• Try it:
Copy every entry verbatim and skip the pictures.

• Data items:
+++++

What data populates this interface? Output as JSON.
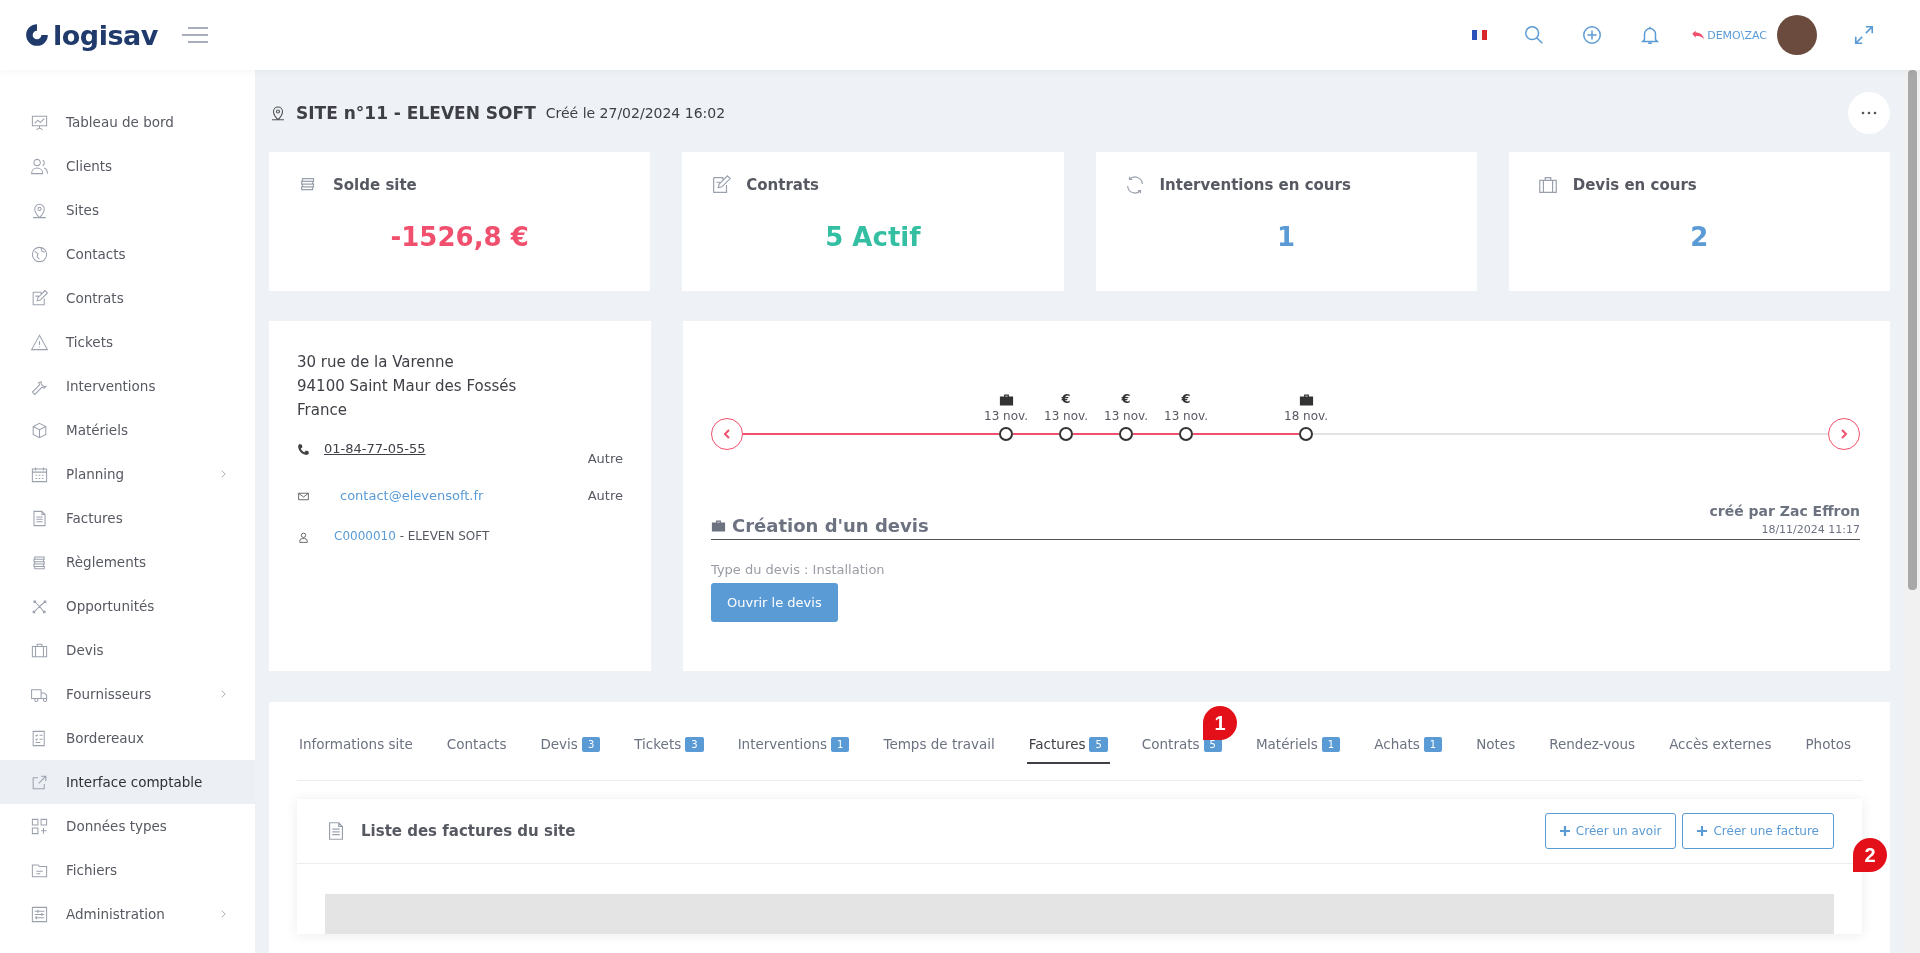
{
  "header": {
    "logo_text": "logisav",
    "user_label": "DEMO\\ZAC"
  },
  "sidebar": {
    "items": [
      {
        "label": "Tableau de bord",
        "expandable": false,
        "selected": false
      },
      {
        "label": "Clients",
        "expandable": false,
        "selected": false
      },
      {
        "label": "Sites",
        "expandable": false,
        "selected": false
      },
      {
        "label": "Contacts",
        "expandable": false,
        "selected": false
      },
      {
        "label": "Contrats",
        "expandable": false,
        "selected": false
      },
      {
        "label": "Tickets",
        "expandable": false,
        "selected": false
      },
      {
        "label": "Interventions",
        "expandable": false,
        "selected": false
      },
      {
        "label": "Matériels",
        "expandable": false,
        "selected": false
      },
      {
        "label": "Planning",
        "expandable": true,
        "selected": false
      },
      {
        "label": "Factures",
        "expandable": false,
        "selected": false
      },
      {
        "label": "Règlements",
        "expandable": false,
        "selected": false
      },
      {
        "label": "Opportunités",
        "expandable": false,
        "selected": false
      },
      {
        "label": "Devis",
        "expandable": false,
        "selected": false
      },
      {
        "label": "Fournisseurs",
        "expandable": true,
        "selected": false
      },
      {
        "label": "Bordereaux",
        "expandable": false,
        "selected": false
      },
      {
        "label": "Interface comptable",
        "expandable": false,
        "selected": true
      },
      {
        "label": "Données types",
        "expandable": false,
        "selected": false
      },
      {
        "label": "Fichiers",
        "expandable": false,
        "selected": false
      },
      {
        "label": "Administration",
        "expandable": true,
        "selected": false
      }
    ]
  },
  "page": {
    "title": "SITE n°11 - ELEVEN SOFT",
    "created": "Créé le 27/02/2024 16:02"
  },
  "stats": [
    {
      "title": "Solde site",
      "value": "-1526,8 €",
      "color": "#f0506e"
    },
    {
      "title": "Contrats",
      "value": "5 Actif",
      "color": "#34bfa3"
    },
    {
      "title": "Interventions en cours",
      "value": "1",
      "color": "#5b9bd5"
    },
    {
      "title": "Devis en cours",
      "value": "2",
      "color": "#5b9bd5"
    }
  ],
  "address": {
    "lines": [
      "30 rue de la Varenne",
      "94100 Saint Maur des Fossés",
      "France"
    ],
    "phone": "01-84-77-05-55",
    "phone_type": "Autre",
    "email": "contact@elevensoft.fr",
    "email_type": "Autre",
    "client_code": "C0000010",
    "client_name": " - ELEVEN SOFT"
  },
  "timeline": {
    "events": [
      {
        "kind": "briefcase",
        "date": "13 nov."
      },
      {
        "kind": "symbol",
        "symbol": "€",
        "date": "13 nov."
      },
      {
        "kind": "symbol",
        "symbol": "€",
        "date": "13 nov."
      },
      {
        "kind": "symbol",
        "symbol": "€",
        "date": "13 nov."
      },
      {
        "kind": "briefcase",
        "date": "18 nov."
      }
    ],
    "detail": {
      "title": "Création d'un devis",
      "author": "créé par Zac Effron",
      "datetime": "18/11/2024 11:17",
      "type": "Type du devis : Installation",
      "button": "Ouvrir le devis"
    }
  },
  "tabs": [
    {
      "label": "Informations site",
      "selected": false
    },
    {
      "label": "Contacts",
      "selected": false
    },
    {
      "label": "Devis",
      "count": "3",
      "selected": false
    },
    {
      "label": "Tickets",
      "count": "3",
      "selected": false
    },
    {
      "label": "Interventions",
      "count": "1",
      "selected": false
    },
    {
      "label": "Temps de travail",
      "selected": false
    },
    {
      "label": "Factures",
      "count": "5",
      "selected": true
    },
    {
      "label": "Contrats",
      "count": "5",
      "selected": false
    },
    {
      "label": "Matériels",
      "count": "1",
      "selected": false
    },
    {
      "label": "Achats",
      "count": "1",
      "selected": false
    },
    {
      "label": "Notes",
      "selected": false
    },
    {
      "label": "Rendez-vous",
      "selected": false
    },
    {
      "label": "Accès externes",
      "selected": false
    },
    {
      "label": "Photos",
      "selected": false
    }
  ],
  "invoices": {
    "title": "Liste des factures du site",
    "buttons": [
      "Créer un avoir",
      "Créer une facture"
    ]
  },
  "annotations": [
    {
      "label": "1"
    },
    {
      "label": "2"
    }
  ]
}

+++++

• Completed exercise:
What data populates this interface? Output as JSON.
{
  "header": {
    "logo_text": "logisav",
    "user_label": "DEMO\\ZAC"
  },
  "sidebar": {
    "items": [
      {
        "label": "Tableau de bord",
        "expandable": false,
        "selected": false
      },
      {
        "label": "Clients",
        "expandable": false,
        "selected": false
      },
      {
        "label": "Sites",
        "expandable": false,
        "selected": false
      },
      {
        "label": "Contacts",
        "expandable": false,
        "selected": false
      },
      {
        "label": "Contrats",
        "expandable": false,
        "selected": false
      },
      {
        "label": "Tickets",
        "expandable": false,
        "selected": false
      },
      {
        "label": "Interventions",
        "expandable": false,
        "selected": false
      },
      {
        "label": "Matériels",
        "expandable": false,
        "selected": false
      },
      {
        "label": "Planning",
        "expandable": true,
        "selected": false
      },
      {
        "label": "Factures",
        "expandable": false,
        "selected": false
      },
      {
        "label": "Règlements",
        "expandable": false,
        "selected": false
      },
      {
        "label": "Opportunités",
        "expandable": false,
        "selected": false
      },
      {
        "label": "Devis",
        "expandable": false,
        "selected": false
      },
      {
        "label": "Fournisseurs",
        "expandable": true,
        "selected": false
      },
      {
        "label": "Bordereaux",
        "expandable": false,
        "selected": false
      },
      {
        "label": "Interface comptable",
        "expandable": false,
        "selected": true
      },
      {
        "label": "Données types",
        "expandable": false,
        "selected": false
      },
      {
        "label": "Fichiers",
        "expandable": false,
        "selected": false
      },
      {
        "label": "Administration",
        "expandable": true,
        "selected": false
      }
    ]
  },
  "page": {
    "title": "SITE n°11 - ELEVEN SOFT",
    "created": "Créé le 27/02/2024 16:02"
  },
  "stats": [
    {
      "title": "Solde site",
      "value": "-1526,8 €",
      "color": "#f0506e"
    },
    {
      "title": "Contrats",
      "value": "5 Actif",
      "color": "#34bfa3"
    },
    {
      "title": "Interventions en cours",
      "value": "1",
      "color": "#5b9bd5"
    },
    {
      "title": "Devis en cours",
      "value": "2",
      "color": "#5b9bd5"
    }
  ],
  "address": {
    "lines": [
      "30 rue de la Varenne",
      "94100 Saint Maur des Fossés",
      "France"
    ],
    "phone": "01-84-77-05-55",
    "phone_type": "Autre",
    "email": "contact@elevensoft.fr",
    "email_type": "Autre",
    "client_code": "C0000010",
    "client_name": " - ELEVEN SOFT"
  },
  "timeline": {
    "events": [
      {
        "kind": "briefcase",
        "date": "13 nov."
      },
      {
        "kind": "symbol",
        "symbol": "€",
        "date": "13 nov."
      },
      {
        "kind": "symbol",
        "symbol": "€",
        "date": "13 nov."
      },
      {
        "kind": "symbol",
        "symbol": "€",
        "date": "13 nov."
      },
      {
        "kind": "briefcase",
        "date": "18 nov."
      }
    ],
    "detail": {
      "title": "Création d'un devis",
      "author": "créé par Zac Effron",
      "datetime": "18/11/2024 11:17",
      "type": "Type du devis : Installation",
      "button": "Ouvrir le devis"
    }
  },
  "tabs": [
    {
      "label": "Informations site",
      "selected": false
    },
    {
      "label": "Contacts",
      "selected": false
    },
    {
      "label": "Devis",
      "count": "3",
      "selected": false
    },
    {
      "label": "Tickets",
      "count": "3",
      "selected": false
    },
    {
      "label": "Interventions",
      "count": "1",
      "selected": false
    },
    {
      "label": "Temps de travail",
      "selected": false
    },
    {
      "label": "Factures",
      "count": "5",
      "selected": true
    },
    {
      "label": "Contrats",
      "count": "5",
      "selected": false
    },
    {
      "label": "Matériels",
      "count": "1",
      "selected": false
    },
    {
      "label": "Achats",
      "count": "1",
      "selected": false
    },
    {
      "label": "Notes",
      "selected": false
    },
    {
      "label": "Rendez-vous",
      "selected": false
    },
    {
      "label": "Accès externes",
      "selected": false
    },
    {
      "label": "Photos",
      "selected": false
    }
  ],
  "invoices": {
    "title": "Liste des factures du site",
    "buttons": [
      "Créer un avoir",
      "Créer une facture"
    ]
  },
  "annotations": [
    {
      "label": "1"
    },
    {
      "label": "2"
    }
  ]
}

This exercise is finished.